*** Data to process
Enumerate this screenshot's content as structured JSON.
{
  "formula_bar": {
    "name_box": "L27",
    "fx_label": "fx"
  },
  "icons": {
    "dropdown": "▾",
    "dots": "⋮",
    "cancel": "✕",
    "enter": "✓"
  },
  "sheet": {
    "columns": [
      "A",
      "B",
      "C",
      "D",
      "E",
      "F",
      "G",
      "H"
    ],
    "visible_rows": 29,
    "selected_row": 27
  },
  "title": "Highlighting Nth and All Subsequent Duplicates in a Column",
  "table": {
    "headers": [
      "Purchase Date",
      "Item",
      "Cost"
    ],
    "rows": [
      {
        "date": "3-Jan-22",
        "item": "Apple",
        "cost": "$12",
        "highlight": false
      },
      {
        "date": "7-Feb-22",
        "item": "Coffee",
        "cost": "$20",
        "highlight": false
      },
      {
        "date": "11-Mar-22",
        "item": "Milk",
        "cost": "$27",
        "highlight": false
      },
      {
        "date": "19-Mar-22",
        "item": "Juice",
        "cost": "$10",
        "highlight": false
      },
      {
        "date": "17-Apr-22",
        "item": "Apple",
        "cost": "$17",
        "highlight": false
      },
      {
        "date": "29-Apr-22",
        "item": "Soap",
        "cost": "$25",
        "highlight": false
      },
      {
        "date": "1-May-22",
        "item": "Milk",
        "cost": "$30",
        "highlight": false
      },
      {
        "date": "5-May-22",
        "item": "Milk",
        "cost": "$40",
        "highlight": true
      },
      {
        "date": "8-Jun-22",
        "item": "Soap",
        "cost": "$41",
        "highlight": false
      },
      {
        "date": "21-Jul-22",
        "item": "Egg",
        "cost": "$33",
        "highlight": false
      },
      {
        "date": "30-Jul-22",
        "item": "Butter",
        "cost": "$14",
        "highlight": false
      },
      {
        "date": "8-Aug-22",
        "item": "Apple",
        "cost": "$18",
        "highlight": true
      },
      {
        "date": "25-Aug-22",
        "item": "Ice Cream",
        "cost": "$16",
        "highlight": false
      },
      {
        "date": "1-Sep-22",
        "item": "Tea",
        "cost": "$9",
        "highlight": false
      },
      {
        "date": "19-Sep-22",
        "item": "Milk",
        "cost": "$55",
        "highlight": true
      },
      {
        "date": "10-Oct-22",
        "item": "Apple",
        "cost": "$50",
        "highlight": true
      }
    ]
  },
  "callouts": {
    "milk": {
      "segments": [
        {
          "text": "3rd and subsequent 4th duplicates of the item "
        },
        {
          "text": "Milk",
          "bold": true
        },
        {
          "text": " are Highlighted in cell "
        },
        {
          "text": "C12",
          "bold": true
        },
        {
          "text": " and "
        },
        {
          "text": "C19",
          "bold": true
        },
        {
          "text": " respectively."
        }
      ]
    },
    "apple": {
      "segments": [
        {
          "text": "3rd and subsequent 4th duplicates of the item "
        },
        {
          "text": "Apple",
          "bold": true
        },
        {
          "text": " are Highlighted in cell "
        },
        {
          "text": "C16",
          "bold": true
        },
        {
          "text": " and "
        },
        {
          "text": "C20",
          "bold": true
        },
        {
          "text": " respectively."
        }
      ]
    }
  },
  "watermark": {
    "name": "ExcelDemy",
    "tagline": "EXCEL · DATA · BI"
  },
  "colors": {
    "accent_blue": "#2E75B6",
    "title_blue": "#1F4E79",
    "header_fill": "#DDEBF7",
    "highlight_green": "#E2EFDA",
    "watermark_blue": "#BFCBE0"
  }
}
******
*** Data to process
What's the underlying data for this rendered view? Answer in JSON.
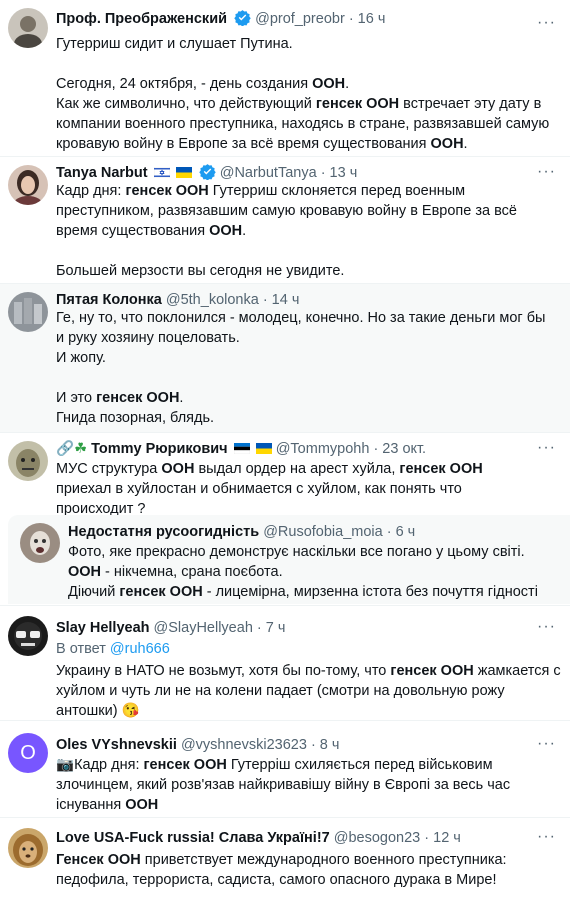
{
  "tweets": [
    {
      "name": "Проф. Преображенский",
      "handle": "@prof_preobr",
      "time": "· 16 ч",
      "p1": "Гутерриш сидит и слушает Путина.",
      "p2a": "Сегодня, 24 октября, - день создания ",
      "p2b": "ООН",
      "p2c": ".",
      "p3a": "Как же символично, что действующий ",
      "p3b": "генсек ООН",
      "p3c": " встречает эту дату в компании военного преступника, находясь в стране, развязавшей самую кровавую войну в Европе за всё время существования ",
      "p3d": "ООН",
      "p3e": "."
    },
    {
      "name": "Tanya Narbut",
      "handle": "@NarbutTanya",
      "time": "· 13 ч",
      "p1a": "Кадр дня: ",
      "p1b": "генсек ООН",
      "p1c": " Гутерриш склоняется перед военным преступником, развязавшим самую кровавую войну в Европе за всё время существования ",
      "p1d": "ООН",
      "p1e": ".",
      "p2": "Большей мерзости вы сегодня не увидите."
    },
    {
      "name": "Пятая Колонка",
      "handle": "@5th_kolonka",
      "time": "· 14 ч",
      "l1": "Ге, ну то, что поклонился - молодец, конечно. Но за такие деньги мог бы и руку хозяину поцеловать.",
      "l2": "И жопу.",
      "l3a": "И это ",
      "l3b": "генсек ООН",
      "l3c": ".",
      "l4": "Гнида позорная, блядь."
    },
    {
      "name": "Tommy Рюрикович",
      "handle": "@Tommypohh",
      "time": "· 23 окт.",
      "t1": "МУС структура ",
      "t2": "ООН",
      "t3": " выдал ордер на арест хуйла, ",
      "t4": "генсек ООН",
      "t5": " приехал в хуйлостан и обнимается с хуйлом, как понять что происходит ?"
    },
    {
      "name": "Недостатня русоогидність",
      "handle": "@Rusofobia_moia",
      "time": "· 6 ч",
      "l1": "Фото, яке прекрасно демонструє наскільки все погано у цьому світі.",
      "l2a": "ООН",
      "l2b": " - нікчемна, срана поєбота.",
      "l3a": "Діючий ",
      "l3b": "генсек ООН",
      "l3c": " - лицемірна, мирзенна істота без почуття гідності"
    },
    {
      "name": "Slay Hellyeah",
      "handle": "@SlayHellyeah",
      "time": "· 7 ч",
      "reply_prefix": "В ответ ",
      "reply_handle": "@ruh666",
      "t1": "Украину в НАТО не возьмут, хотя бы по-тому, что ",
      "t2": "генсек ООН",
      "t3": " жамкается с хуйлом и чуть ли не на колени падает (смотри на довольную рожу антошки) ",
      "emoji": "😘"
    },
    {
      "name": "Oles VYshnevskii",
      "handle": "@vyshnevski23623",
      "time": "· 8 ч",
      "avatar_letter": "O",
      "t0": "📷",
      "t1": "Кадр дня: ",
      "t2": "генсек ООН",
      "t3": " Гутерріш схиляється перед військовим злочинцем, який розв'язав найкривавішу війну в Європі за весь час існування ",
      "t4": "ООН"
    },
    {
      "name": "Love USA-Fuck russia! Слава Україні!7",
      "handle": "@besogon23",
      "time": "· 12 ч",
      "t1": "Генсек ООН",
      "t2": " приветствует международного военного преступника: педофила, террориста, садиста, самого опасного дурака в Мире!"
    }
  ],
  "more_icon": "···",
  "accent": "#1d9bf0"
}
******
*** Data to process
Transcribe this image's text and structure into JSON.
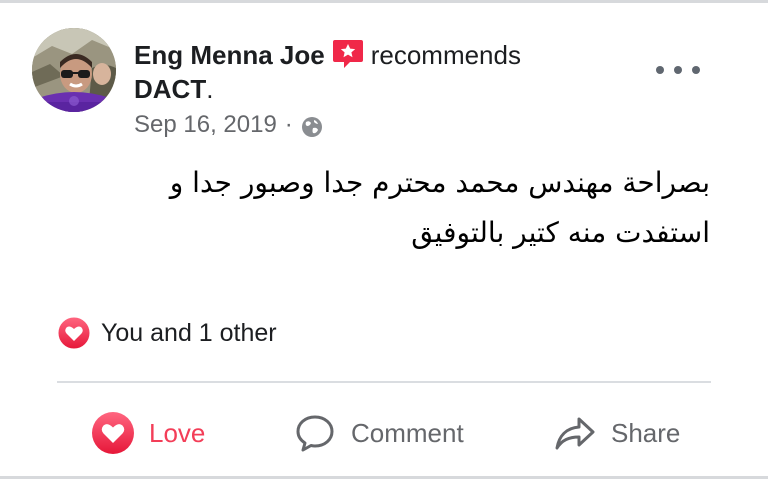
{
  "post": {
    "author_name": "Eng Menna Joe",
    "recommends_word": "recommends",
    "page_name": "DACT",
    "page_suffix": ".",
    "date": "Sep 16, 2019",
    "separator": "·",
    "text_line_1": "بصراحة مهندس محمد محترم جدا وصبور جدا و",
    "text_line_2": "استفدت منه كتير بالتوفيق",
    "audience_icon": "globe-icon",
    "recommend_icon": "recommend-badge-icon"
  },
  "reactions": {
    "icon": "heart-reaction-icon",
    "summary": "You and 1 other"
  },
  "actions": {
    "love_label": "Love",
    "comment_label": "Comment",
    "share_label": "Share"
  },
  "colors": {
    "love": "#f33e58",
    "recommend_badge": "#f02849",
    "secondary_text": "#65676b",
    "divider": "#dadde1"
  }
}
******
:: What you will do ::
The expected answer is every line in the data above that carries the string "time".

:: Answer to the problem ::
      "time": "· 16 ч",
      "time": "· 13 ч",
      "time": "· 14 ч",
      "time": "· 23 окт.",
      "time": "· 6 ч",
      "time": "· 7 ч",
      "time": "· 8 ч",
      "time": "· 12 ч",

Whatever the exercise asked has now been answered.